The current crisis in Ukraine has shocked us all and resulted in a huge outpouring of solidarity and support. Rightly as humanitarians, and as custodians of the Fundamental Principle of humanity, we want to deliver assistance that supports people’s dignity and choice at the scale and speed that is needed.
Now more than ever, perhaps it is easier for us to understand what a cash first or default approach is. Markets are functioning across the crisis and all the countries affected (except for some areas of eastern Ukraine) and more importantly people are used to a cash economy. So why have we not been able to deliver cash within hours linked to well-established safety nets systems for those fleeing their homes?
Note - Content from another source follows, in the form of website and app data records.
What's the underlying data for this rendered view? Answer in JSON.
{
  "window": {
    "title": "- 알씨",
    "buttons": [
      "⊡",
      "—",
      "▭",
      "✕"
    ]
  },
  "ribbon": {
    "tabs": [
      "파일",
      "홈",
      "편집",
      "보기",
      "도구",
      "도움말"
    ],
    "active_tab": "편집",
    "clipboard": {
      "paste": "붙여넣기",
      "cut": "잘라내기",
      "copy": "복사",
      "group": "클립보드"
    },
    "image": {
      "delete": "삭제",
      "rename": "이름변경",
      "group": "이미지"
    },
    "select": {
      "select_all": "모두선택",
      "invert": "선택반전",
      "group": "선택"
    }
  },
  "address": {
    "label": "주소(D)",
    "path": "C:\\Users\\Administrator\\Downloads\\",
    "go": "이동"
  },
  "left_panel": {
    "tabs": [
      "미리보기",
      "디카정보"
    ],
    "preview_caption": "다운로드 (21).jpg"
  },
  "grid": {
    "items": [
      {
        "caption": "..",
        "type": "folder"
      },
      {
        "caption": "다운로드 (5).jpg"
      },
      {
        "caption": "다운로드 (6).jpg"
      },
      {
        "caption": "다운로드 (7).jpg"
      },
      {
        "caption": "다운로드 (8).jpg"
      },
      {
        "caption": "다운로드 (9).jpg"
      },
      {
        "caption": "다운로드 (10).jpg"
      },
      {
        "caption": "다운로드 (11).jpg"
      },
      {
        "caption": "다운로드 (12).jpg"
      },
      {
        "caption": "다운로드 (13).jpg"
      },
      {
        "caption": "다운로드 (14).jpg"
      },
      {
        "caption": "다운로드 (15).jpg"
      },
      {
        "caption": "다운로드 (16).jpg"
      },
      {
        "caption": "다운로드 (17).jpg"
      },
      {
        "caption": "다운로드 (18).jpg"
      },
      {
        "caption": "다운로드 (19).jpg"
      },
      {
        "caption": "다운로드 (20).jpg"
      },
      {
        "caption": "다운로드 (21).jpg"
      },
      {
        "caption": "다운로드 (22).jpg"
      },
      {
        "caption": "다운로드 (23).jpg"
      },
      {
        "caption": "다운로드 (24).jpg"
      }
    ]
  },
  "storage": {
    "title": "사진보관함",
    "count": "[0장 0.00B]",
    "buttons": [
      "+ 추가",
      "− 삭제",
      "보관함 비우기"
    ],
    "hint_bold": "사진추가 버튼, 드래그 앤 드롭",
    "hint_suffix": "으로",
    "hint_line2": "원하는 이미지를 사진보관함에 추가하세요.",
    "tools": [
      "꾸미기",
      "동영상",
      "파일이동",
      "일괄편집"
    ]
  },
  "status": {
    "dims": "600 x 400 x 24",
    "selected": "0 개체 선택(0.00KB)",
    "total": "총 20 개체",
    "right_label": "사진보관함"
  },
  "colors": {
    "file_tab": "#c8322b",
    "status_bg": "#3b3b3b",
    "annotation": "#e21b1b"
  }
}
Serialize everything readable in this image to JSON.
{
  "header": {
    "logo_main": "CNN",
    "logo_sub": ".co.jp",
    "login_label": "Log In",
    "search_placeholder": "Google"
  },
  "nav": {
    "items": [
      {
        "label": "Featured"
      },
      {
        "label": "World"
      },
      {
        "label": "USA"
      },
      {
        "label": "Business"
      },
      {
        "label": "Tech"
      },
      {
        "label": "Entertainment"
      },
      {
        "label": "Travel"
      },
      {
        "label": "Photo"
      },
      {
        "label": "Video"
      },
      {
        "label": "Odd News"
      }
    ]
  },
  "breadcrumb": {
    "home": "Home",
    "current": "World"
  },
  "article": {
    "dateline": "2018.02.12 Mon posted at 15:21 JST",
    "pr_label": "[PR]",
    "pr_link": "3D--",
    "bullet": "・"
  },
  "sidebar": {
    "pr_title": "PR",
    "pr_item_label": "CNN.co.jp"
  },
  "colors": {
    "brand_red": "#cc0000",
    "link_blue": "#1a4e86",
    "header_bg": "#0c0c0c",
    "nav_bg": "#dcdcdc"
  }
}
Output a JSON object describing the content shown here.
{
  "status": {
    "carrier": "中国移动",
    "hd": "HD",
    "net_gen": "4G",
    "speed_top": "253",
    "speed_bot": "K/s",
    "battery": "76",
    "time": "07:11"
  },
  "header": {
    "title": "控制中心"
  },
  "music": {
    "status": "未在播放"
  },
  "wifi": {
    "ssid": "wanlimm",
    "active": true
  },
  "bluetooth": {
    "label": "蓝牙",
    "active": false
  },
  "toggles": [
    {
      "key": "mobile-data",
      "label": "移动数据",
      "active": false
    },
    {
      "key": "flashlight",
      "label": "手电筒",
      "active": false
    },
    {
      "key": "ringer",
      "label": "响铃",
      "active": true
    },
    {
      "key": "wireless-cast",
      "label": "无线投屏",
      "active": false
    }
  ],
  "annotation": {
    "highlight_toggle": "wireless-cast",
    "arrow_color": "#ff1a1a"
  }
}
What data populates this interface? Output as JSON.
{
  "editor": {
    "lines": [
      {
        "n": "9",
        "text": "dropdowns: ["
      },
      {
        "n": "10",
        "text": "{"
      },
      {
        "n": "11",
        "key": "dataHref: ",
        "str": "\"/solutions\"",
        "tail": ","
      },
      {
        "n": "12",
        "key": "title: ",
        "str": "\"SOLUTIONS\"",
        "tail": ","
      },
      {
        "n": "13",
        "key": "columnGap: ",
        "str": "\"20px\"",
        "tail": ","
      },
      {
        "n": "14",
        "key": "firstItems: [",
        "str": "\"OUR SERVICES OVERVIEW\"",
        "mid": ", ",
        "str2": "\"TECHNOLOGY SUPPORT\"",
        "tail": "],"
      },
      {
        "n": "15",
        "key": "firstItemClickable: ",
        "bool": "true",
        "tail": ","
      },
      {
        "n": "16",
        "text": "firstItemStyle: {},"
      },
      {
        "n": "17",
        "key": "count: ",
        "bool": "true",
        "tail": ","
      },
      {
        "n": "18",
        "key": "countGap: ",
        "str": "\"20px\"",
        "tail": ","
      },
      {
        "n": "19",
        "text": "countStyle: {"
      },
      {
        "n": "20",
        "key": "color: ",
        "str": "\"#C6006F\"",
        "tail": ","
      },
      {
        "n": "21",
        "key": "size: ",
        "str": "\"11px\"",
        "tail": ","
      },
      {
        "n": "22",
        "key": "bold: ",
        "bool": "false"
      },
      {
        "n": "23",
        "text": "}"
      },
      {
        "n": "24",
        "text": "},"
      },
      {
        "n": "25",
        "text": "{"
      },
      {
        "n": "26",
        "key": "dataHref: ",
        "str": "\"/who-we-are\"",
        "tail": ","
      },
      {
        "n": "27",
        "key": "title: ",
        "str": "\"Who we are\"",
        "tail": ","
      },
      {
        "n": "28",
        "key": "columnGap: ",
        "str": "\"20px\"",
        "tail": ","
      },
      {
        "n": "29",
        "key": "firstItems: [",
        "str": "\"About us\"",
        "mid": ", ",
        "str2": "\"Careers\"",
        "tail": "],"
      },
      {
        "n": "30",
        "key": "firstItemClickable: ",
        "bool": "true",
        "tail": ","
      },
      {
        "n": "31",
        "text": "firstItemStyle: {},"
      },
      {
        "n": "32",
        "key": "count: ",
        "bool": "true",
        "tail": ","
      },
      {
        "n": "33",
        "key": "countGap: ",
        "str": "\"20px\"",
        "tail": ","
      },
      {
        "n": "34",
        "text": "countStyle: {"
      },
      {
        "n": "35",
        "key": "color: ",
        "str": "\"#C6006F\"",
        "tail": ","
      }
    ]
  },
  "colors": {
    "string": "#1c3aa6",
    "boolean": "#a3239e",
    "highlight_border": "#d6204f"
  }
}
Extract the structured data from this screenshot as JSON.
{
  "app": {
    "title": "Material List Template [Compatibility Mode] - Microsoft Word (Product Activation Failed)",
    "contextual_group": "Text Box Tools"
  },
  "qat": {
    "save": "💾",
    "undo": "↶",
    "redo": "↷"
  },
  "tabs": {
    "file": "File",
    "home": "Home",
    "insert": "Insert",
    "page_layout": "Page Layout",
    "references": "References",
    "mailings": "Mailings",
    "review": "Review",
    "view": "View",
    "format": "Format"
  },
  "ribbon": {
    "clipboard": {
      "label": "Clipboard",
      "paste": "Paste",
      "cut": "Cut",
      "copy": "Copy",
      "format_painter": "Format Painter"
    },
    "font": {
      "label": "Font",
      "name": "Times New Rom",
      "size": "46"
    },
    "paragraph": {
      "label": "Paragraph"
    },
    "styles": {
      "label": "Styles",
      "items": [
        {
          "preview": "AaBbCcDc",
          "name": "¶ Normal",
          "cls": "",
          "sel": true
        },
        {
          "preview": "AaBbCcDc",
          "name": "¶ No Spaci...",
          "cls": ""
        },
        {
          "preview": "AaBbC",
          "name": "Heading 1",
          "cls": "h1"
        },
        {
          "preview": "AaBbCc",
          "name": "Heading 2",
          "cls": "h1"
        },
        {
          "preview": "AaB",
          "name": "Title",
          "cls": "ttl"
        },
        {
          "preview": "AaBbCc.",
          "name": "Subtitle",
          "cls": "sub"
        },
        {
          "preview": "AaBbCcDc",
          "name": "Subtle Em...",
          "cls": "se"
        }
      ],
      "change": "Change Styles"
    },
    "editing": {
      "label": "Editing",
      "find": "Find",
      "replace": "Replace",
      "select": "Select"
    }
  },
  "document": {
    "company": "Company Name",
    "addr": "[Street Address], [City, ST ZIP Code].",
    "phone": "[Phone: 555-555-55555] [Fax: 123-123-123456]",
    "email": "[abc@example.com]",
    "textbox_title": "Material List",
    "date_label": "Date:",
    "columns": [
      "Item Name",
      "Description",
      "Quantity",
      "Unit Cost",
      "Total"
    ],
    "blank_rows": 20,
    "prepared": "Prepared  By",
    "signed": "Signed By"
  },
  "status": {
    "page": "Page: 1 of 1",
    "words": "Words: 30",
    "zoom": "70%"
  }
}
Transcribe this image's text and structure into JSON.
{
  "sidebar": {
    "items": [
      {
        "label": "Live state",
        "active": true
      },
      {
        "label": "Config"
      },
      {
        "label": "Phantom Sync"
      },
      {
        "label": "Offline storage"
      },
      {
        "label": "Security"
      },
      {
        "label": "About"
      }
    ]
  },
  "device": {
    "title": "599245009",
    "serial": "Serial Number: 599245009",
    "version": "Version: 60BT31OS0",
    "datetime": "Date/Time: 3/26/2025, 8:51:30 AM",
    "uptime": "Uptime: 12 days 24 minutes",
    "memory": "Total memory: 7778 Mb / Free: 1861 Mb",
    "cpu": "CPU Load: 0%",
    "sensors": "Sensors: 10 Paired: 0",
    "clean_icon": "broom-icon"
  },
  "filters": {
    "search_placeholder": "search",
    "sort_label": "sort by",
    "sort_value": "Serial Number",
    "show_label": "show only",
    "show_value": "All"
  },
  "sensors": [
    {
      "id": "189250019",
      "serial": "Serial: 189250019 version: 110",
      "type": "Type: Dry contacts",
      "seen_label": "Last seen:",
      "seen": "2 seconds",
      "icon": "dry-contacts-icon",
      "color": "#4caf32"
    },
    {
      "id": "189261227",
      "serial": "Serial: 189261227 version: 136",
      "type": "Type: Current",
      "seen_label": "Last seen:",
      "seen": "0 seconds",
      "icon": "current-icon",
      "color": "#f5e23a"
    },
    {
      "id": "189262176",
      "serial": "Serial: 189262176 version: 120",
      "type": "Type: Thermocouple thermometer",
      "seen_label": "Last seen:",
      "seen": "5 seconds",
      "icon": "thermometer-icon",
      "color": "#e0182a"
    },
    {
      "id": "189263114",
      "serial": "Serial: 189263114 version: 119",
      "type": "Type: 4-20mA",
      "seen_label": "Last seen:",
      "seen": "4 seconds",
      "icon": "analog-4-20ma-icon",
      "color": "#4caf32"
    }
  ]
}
Why have we continued to deploy a goods-first approach?
We have chronically under-invested in humanitarian cash delivery; in National Societies, whose leadership needs to continuously commit to the organisational change required, deepen existing partnerships and ways of working with external stakeholders; in the systems and prepositioning of cash to enable strong and capable cash ready first responders; in the surge system, which provides support when national capacities are overwhelmed; and in the people and competencies that are needed.
For too long we have tried to adapt our existing systems for in-kind to cash, because cash ‘is easy’; because we focus on sectoral outputs rather than outcomes and impact; and because ultimately, we are failing to be driven solely by people’s needs and preferences. We need new operational models fit to deliver cash that place people at the centre and we need to shift investment to enable this to become a reality.
The Movement response is starting to deliver emergency cash in the surrounding countries, which requires simultaneously building National Society commitment and competence, data sharing protocols with a range of external stakeholders, self-registration applications, community messaging and feedback mechanisms as well as how to physically deliver cash into people’s hands, of course. We should be proud of this as it is a testament to those cash experts (well done BRC for supplying 14 such experts to date!) who have been advocating to their National Society peers to take up a modality that is new for the majority, at the same time as coordinating externally and internally and designing and implementing the response. The picture in Ukraine is somewhat more complicated.
Learning will start to be captured in real time but let this be a lesson to all of us that we must commit to do better. We need to build a new way of working that enables prepositioning of National Society leadership commitment to integrating Cash & Voucher Assistance (CVA) and sustainable capacities and a fit for purpose surge system that can and will deliver cash within 48 hours to, say, 500,000 families. To do anything less would mean we are not learning the lessons right in front of us.